one cold and moonlit night
in December, testing the theory
of animals speaking human
tongues at midnight Christmas Eve.
My whimsy taught me far older
wisdom, plunged into a deeper
past than my Christian forebears
could ever willingly admit.
The flickering flames that warmed
my body freed my mind to wander,
mysterious sounds layering the night:
crackling and popping mesquite,
screeing crickets, and the shivering
ululation of a single coyote’s cry
to the waxing moon. The night
deepened, approached its zenith,
and as the moon and wood smoke
vied for supremacy, they coalesced
in front of my eyes to a long snout,
gleaming teeth, golden eyes,
and a throaty voice that emerged
as if from the night itself.
“Welcome,” Loki grunted,
“You’ve taken too long to return, sister,”
and with that a long pink tongue
swiped my cheek, and I howled
an irresistible duet with my brother,
in furred glory to the engorged,
engaging, brilliant moon.
2 thoughts on “Hour Fifteen, Myth”
You’ve captured that feeling of being by the fire in the desert meeting wolf spirits so well! The details create a vivid setting in which this mystical transformation is completely normal.
Desert nights can be like that.
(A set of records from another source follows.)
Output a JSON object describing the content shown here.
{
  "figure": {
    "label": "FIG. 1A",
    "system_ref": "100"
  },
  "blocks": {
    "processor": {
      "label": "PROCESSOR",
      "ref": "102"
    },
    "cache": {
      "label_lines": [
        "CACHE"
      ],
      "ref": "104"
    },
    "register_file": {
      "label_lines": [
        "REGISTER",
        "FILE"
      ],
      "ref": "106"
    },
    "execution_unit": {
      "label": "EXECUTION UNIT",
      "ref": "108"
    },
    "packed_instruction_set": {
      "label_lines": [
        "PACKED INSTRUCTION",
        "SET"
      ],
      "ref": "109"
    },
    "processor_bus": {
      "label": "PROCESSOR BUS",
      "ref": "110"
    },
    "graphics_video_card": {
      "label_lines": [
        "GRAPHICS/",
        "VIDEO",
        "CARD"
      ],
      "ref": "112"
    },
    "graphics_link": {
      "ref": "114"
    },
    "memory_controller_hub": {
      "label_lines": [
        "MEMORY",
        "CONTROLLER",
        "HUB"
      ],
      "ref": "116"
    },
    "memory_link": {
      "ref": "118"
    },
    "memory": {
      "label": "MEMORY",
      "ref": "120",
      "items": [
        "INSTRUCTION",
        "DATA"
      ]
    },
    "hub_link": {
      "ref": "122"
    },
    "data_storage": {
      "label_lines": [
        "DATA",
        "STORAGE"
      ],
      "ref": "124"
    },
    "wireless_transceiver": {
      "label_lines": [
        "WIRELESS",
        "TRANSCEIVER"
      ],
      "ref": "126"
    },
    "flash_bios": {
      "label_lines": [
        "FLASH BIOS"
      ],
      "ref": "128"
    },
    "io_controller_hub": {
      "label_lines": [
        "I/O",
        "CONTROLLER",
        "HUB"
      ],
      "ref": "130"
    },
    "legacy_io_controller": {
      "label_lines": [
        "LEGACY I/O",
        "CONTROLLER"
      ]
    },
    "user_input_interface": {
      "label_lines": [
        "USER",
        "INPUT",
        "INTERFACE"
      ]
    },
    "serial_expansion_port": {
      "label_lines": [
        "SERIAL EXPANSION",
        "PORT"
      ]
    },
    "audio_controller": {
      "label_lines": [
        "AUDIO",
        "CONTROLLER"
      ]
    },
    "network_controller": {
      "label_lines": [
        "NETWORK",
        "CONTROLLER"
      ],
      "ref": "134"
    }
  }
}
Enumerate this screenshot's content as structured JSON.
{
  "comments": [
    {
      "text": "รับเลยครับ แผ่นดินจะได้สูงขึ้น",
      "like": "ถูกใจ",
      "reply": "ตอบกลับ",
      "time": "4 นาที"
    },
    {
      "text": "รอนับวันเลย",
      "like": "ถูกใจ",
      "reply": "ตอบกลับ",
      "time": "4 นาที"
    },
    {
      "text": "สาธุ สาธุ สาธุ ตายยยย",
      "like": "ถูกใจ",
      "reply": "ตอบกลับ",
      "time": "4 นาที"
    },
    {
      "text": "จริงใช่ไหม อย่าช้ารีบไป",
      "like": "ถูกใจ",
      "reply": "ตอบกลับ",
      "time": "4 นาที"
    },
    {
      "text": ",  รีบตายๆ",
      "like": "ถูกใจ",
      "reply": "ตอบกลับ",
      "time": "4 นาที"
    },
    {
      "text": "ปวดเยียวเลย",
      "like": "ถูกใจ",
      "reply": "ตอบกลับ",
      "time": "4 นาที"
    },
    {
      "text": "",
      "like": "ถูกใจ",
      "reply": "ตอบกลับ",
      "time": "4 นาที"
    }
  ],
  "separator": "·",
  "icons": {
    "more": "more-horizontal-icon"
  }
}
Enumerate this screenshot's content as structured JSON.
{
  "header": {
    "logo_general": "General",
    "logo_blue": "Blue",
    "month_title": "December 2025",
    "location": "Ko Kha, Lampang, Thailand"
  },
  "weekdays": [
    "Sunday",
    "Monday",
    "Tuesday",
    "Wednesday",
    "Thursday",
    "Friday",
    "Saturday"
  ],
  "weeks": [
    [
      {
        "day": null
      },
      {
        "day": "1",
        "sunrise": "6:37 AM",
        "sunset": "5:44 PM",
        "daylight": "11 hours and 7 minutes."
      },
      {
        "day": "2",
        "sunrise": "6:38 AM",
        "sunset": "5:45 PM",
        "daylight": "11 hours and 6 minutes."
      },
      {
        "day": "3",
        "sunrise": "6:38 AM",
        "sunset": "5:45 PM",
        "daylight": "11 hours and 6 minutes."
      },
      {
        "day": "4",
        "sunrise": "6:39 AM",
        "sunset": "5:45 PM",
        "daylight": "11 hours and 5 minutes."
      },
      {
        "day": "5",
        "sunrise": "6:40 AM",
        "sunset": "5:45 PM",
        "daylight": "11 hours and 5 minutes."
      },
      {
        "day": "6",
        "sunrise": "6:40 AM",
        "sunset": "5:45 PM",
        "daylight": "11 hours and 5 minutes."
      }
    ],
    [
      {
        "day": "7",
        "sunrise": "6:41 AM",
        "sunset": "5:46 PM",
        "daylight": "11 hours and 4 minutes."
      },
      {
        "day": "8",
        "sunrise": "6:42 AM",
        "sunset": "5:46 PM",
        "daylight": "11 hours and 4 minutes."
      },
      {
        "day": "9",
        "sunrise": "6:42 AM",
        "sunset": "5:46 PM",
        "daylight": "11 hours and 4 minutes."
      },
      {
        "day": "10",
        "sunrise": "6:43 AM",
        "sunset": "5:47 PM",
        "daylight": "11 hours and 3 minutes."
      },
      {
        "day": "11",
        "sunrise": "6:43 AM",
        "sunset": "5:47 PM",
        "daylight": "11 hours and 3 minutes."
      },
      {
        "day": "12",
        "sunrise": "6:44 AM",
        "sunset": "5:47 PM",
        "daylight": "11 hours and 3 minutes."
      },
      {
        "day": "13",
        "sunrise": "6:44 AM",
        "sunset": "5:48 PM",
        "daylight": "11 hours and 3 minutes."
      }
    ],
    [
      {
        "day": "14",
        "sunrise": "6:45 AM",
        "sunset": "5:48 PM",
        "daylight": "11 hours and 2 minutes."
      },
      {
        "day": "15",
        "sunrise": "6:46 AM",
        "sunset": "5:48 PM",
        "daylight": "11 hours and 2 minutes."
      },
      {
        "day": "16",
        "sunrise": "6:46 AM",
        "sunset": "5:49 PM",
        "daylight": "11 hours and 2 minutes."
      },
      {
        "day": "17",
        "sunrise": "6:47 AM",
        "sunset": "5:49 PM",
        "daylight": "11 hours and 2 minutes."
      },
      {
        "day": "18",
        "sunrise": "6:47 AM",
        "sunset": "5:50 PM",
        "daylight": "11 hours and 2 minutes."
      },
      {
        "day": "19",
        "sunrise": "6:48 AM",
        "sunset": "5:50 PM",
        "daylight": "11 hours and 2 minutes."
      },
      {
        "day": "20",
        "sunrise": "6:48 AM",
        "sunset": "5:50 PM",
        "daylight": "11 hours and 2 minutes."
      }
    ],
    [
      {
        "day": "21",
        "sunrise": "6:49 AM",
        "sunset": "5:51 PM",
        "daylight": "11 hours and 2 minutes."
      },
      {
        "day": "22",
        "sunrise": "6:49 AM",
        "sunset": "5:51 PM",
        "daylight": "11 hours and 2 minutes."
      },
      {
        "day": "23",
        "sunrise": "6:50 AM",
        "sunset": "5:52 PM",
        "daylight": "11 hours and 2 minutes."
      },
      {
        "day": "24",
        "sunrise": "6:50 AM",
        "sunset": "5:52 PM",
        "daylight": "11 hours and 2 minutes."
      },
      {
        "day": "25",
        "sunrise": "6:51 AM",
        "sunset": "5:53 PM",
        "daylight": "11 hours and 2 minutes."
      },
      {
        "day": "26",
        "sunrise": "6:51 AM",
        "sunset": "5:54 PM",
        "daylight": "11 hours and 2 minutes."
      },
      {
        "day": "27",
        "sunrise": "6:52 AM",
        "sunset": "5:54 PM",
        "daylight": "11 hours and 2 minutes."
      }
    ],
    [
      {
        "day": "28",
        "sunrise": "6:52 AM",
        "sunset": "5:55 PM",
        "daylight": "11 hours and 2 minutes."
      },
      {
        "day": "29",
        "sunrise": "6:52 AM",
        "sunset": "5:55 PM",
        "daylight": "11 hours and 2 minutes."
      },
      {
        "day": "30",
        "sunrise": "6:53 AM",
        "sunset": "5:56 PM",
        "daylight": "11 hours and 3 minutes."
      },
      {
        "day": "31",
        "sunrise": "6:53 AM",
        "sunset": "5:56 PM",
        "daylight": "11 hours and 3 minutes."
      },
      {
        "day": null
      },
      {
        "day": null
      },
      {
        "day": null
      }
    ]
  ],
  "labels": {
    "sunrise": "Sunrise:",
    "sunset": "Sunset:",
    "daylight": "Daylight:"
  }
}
Thanks so much for the commentary, it’s like a gift in my inbox. I’m a Nordic transplant to the desert southwest, a Viking in the desert, so it seemed natural to blend the two backgrounds’ trickster mythologies. You’re absolutely right–the desert has a nighttime magic all its own.